Charles Smith, branch chief with the Stormwater Planning Division in the Department of Public Works, with Board of Supervisors Chairman Sharon Bulova and Braddock District Supervisor John Cook at the planting of the pollinator meadow located adjacent to the Fairfax County Government Center.
Some 40 volunteers planted a pollinator meadow for two days last week on one acre of land adjacent to the Fairfax County Government Center in Fairfax. The volunteers from the Northern Virginia Soil and Water Conservation District planted about 2,000 plants (from 48 different species) -- using about one-third grasses and two-thirds wild flowers. These are native plants with deep roots that attract bees and butterflies and help retain the stormwater from going into the nearby stream in the woods.
"Planting this pollinator helps the stormwater runoff to not reach the stream," said Irene Haske, an information officer with the Fairfax County Department of Public Works and Environmental Services. "The water will percolate down into the water table and it gets cleaned as it goes down further into the earth. It will help prevent runoff and erosion."
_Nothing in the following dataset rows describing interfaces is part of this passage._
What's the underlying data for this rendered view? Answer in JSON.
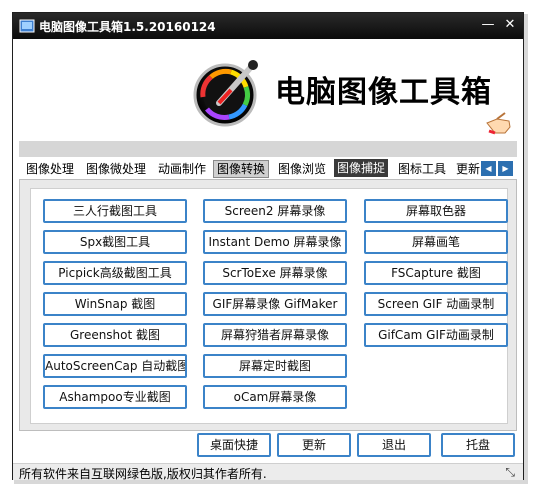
{
  "window": {
    "title": "电脑图像工具箱1.5.20160124",
    "minimize_glyph": "—",
    "close_glyph": "✕"
  },
  "banner": {
    "title": "电脑图像工具箱"
  },
  "tabs": [
    {
      "label": "图像处理"
    },
    {
      "label": "图像微处理"
    },
    {
      "label": "动画制作"
    },
    {
      "label": "图像转换"
    },
    {
      "label": "图像浏览"
    },
    {
      "label": "图像捕捉"
    },
    {
      "label": "图标工具"
    },
    {
      "label": "更新"
    }
  ],
  "tool_buttons": {
    "col1": [
      "三人行截图工具",
      "Spx截图工具",
      "Picpick高级截图工具",
      "WinSnap 截图",
      "Greenshot 截图",
      "AutoScreenCap 自动截图",
      "Ashampoo专业截图"
    ],
    "col2": [
      "Screen2 屏幕录像",
      "Instant Demo 屏幕录像",
      "ScrToExe 屏幕录像",
      "GIF屏幕录像 GifMaker",
      "屏幕狩猎者屏幕录像",
      "屏幕定时截图",
      "oCam屏幕录像"
    ],
    "col3": [
      "屏幕取色器",
      "屏幕画笔",
      "FSCapture 截图",
      "Screen GIF 动画录制",
      "GifCam GIF动画录制"
    ]
  },
  "actions": {
    "shortcut": "桌面快捷",
    "update": "更新",
    "exit": "退出",
    "tray": "托盘"
  },
  "status": {
    "text": "所有软件来自互联网绿色版,版权归其作者所有."
  }
}
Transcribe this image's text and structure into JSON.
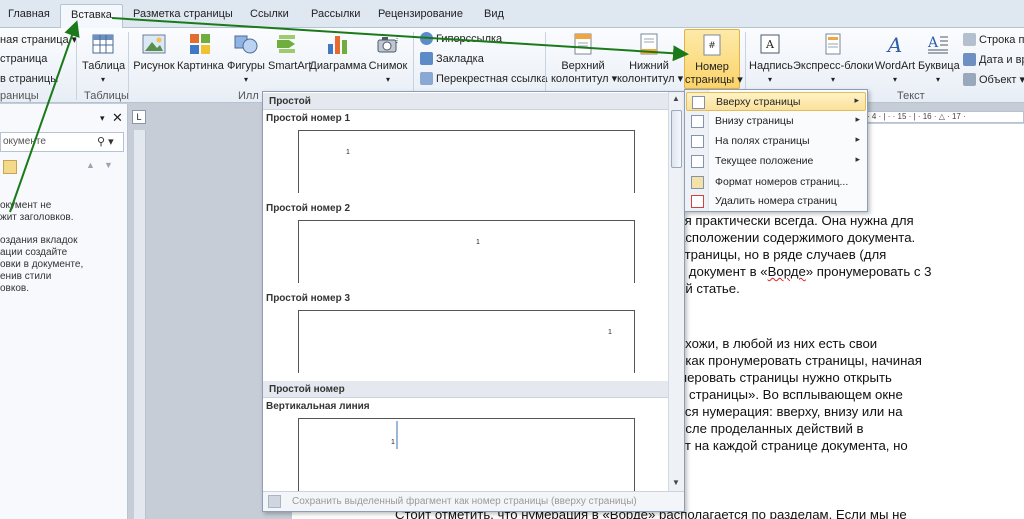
{
  "tabs": [
    "Главная",
    "Вставка",
    "Разметка страницы",
    "Ссылки",
    "Рассылки",
    "Рецензирование",
    "Вид"
  ],
  "ribbon": {
    "pages_group": {
      "items": [
        "ная страница ▾",
        "страница",
        "в страницы"
      ],
      "label": "раницы"
    },
    "table": {
      "label": "Таблица",
      "group": "Таблицы"
    },
    "illustrations": {
      "buttons": [
        "Рисунок",
        "Картинка",
        "Фигуры",
        "SmartArt",
        "Диаграмма",
        "Снимок"
      ],
      "group": "Илл"
    },
    "links": {
      "items": [
        "Гиперссылка",
        "Закладка",
        "Перекрестная ссылка"
      ]
    },
    "header_footer": {
      "header": [
        "Верхний",
        "колонтитул ▾"
      ],
      "footer": [
        "Нижний",
        "колонтитул ▾"
      ],
      "page_number": [
        "Номер",
        "страницы ▾"
      ]
    },
    "text": {
      "buttons": [
        "Надпись",
        "Экспресс-блоки",
        "WordArt",
        "Буквица"
      ],
      "group": "Текст"
    },
    "right_small": [
      "Строка п",
      "Дата и вр",
      "Объект ▾"
    ]
  },
  "nav": {
    "search_placeholder": "окументе",
    "message": [
      "окумент не",
      "жит заголовков."
    ],
    "hint": [
      "оздания вкладок",
      "ации создайте",
      "овки в документе,",
      "енив стили",
      "овков."
    ]
  },
  "ruler_marks": "· 4 · | · · 15 · | · 16 · △ · 17 ·",
  "gallery": {
    "header_top": "Простой",
    "sections": [
      {
        "title": "Простой номер 1",
        "num": "1"
      },
      {
        "title": "Простой номер 2",
        "num": "1"
      },
      {
        "title": "Простой номер 3",
        "num": "1"
      }
    ],
    "header_mid": "Простой номер",
    "section_vertical": {
      "title": "Вертикальная линия",
      "num": "1"
    },
    "footer": "Сохранить выделенный фрагмент как номер страницы (вверху страницы)"
  },
  "menu": {
    "items": [
      {
        "label": "Вверху страницы",
        "submenu": true,
        "active": true
      },
      {
        "label": "Внизу страницы",
        "submenu": true
      },
      {
        "label": "На полях страницы",
        "submenu": true
      },
      {
        "label": "Текущее положение",
        "submenu": true
      },
      {
        "label": "Формат номеров страниц..."
      },
      {
        "label": "Удалить номера страниц"
      }
    ]
  },
  "doc": {
    "lines": [
      "ся практически всегда. Она нужна для",
      "асположении содержимого документа.",
      " страницы, но в ряде случаев (для",
      "я документ в «Ворде» пронумеровать с 3",
      "ой статье.",
      "охожи, в любой из них есть свои",
      ", как пронумеровать страницы, начиная",
      "меровать страницы нужно открыть",
      "о страницы». Во всплывающем окне",
      "ься нумерация:  вверху, внизу или на",
      "осле проделанных действий в",
      "ет на каждой странице документа, но",
      "?",
      "Стоит отметить, что нумерация в «Ворде» располагается по разделам. Если мы не"
    ]
  },
  "colors": {
    "arrow": "#1a7a1a",
    "highlight": "#fbd46a",
    "ribbon_bg": "#f4f7fb"
  }
}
She added: "When the sediment flows off the land, it buries the little critters; and they're an important part of the ecosystem.... It's not just saving the butterflies; it's aesthetically pleasing as well."
The project is being divided into four phases over several months: planting seedlings, planting plants that provide color and structure (last week's efforts), providing invasive controls (to be done by a contractor over the summer), and planting woody shrubs (next fall) to improve the edge condition with native trees and shrubs.
AT A COST of $3,500 for the project, the county purchased plants at Earth Sangha, a local nursery that works in the spirit of the Buddhist practice by propagating native plants from locally-gathered seeds. The county purchased native warm season grasses to hold the soil in place; including little blue stems, purple love grass, flowering liatris, asters and New York ironweed, among others. The cost included soil preparation and removal of invasive vines that were hanging on nearby trees, to be replaced with native edge plantings such as silky dogwood, pawpaw, chokeberry and redbuds. The edge plantings help fill the gaps between the meadow and the mature forest canopy nearby.
"What we're trying to do is offer a number of seasons for blooming," said Charles Smith, branch chief with the Stormwater Planning Division in the Department of Public Works.
He said with the meadow next to the forest, it provides critical habitat for many of the pollinators during the year. "You have to have that landscape mosaic to support the full cycle of the insects," he said, adding that periodic mowing twice a year prevents woody plants from coming in, recycles nutrients, and also promotes seed germination and plant growth.
"The insects don't just pollinate the plants; they also eat them," he said. "The predators eat the insects, and by the insects eating the plants, they are transferring the energy to the rest of the food chain to birds, lizards and small mammals."
Laura Grape, executive director of the Northern Virginia Soil and Water Conservation District, added: "We are really excited about this project because it shows Fairfax County's commitment to enhancing the community's shared assets in a way that also enhances our natural community assets."
She added: "I think this is going to be a point of inspiration to a number of county residents and businesses alike; those that are interested in enhancing their own properties in an environmentally conscious and beautiful way."
She said between Thursday's and Saturday's events, they've had 40 volunteers join in this partnership to enhance this portion of the Fairfax County Government Center property. "There have been volunteers of all ages that are actively planting this great meadow and also learning about what it can do to enhance the pollinator community and also enhance the aesthetics of an area."
THE VOLUNTEERS planted containerized plants; the seeds of which can take 18 months to germinate. By planting plants that develop roots that are 12 to 36 inches deep, Suzy Foster, Landscape Architect III, said they help control runoff water from this site into the Chesapeake Bay. "We have to reduce sediment in our streams and channels. We do that in a variety of ways. This is infiltrating stormwater runoff as soon as it hits this meadow."
She added: "We're creating a living sponge that will absorb more water than a typical lawn. We're improving the sponge-ability of the soil and reducing the maintenance because we're cutting down on mowing."
Foster said homeowners can follow the lead and convert their own 8x8 or 10x10 lawn properties into native plants to help promote native insects and birds. "The real message is to plant native plants like butterfly weed, blazing star and black-eyed Susans and native oak and cherry trees to promote the insects, native mammals and birds," she added. "If you could choose one plant, plant an oak tree; it supports more species of native insects than any other tree in the area."
And she said by planting native plants, it helps support the native fauna, which includes everything from insects to deer.